Excerpts from an interface dataset =
++++
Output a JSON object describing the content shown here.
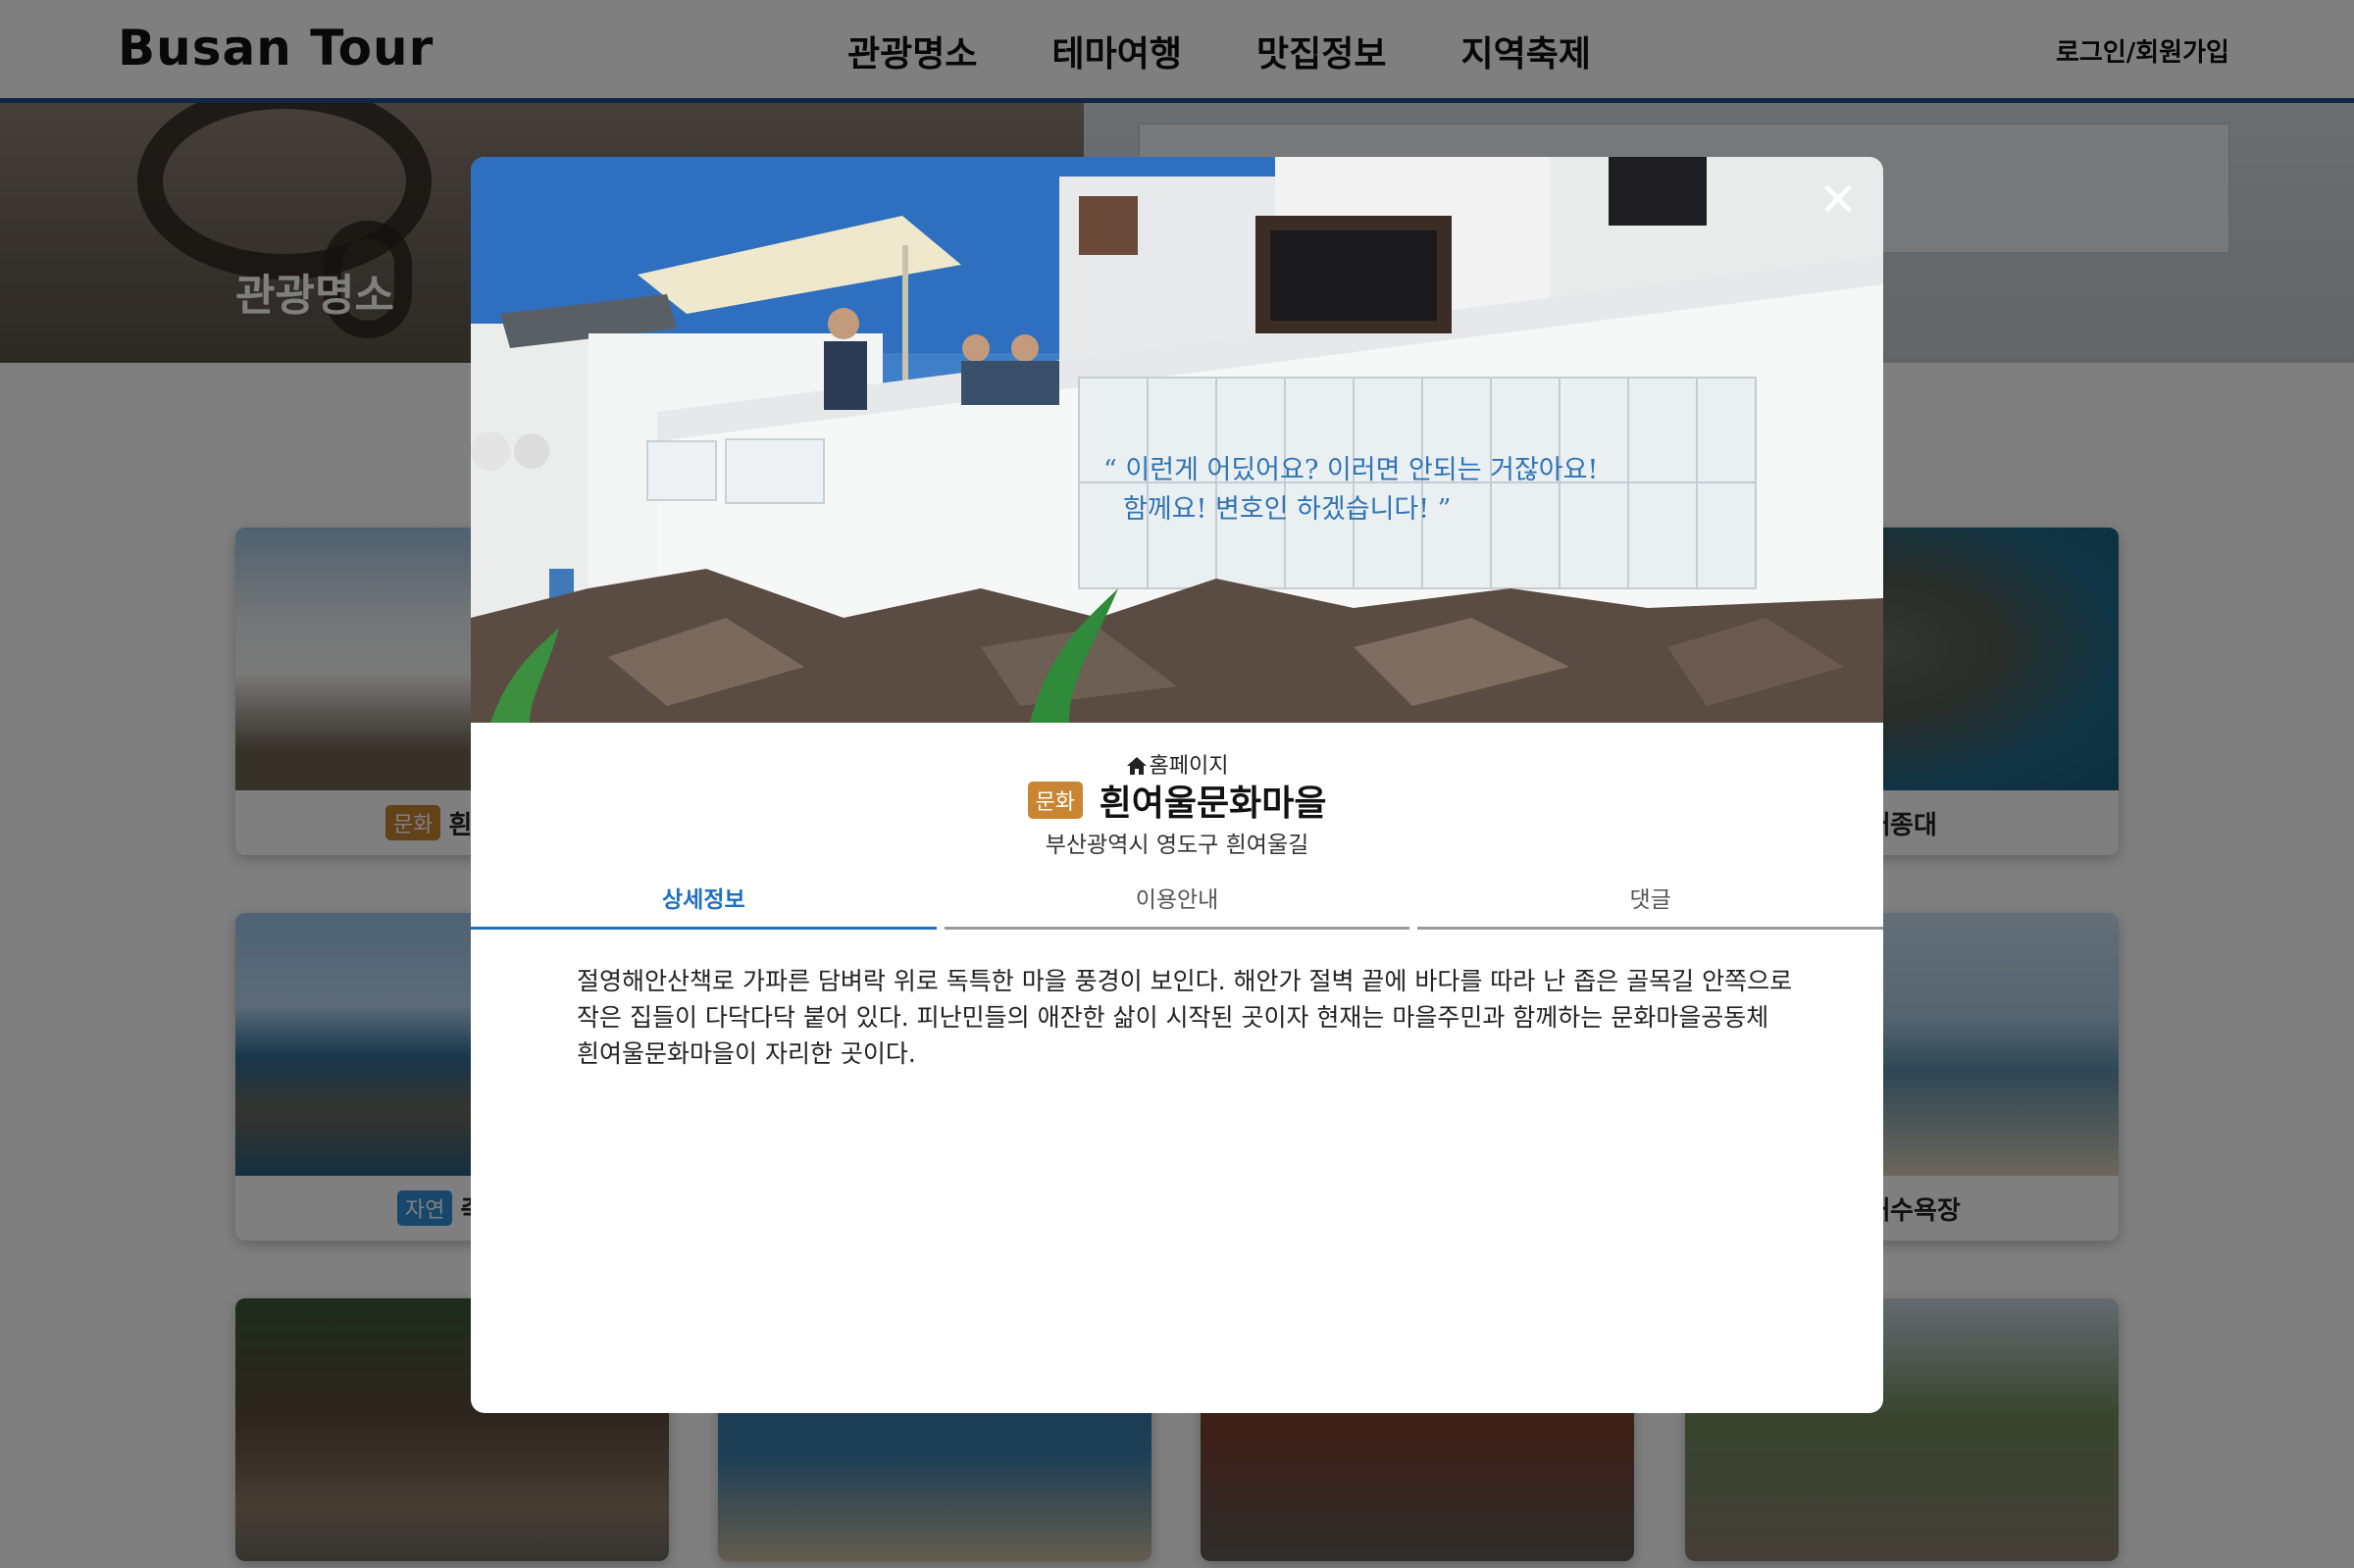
{
  "header": {
    "logo": "Busan Tour",
    "nav": [
      "관광명소",
      "테마여행",
      "맛집정보",
      "지역축제"
    ],
    "login": "로그인/회원가입"
  },
  "hero": {
    "title": "관광명소"
  },
  "cards": [
    {
      "badge": "문화",
      "title": "흰여울"
    },
    {
      "badge": "",
      "title": "태종대"
    },
    {
      "badge": "자연",
      "title": "죽성"
    },
    {
      "badge": "",
      "title": "광해수욕장"
    }
  ],
  "modal": {
    "close_icon": "✕",
    "home_label": "홈페이지",
    "badge": "문화",
    "title": "흰여울문화마을",
    "address": "부산광역시 영도구 흰여울길",
    "tabs": [
      "상세정보",
      "이용안내",
      "댓글"
    ],
    "active_tab": "상세정보",
    "description": "절영해안산책로 가파른 담벼락 위로 독특한 마을 풍경이 보인다. 해안가 절벽 끝에 바다를 따라 난 좁은 골목길 안쪽으로 작은 집들이 다닥다닥 붙어 있다. 피난민들의 애잔한 삶이 시작된 곳이자 현재는 마을주민과 함께하는 문화마을공동체 흰여울문화마을이 자리한 곳이다.",
    "photo_sign_line1": "“ 이런게 어딨어요? 이러면 안되는 거잖아요!",
    "photo_sign_line2": "함께요! 변호인 하겠습니다! ”"
  },
  "colors": {
    "header_border": "#1f4f8f",
    "tab_active": "#1f6fbf",
    "badge_culture": "#c98531",
    "badge_nature": "#2f8fd6"
  }
}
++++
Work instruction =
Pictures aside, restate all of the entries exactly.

Answer section =
Output a JSON object describing the content shown here.
{
  "header": {
    "logo": "Busan Tour",
    "nav": [
      "관광명소",
      "테마여행",
      "맛집정보",
      "지역축제"
    ],
    "login": "로그인/회원가입"
  },
  "hero": {
    "title": "관광명소"
  },
  "cards": [
    {
      "badge": "문화",
      "title": "흰여울"
    },
    {
      "badge": "",
      "title": "태종대"
    },
    {
      "badge": "자연",
      "title": "죽성"
    },
    {
      "badge": "",
      "title": "광해수욕장"
    }
  ],
  "modal": {
    "close_icon": "✕",
    "home_label": "홈페이지",
    "badge": "문화",
    "title": "흰여울문화마을",
    "address": "부산광역시 영도구 흰여울길",
    "tabs": [
      "상세정보",
      "이용안내",
      "댓글"
    ],
    "active_tab": "상세정보",
    "description": "절영해안산책로 가파른 담벼락 위로 독특한 마을 풍경이 보인다. 해안가 절벽 끝에 바다를 따라 난 좁은 골목길 안쪽으로 작은 집들이 다닥다닥 붙어 있다. 피난민들의 애잔한 삶이 시작된 곳이자 현재는 마을주민과 함께하는 문화마을공동체 흰여울문화마을이 자리한 곳이다.",
    "photo_sign_line1": "“ 이런게 어딨어요? 이러면 안되는 거잖아요!",
    "photo_sign_line2": "함께요! 변호인 하겠습니다! ”"
  },
  "colors": {
    "header_border": "#1f4f8f",
    "tab_active": "#1f6fbf",
    "badge_culture": "#c98531",
    "badge_nature": "#2f8fd6"
  }
}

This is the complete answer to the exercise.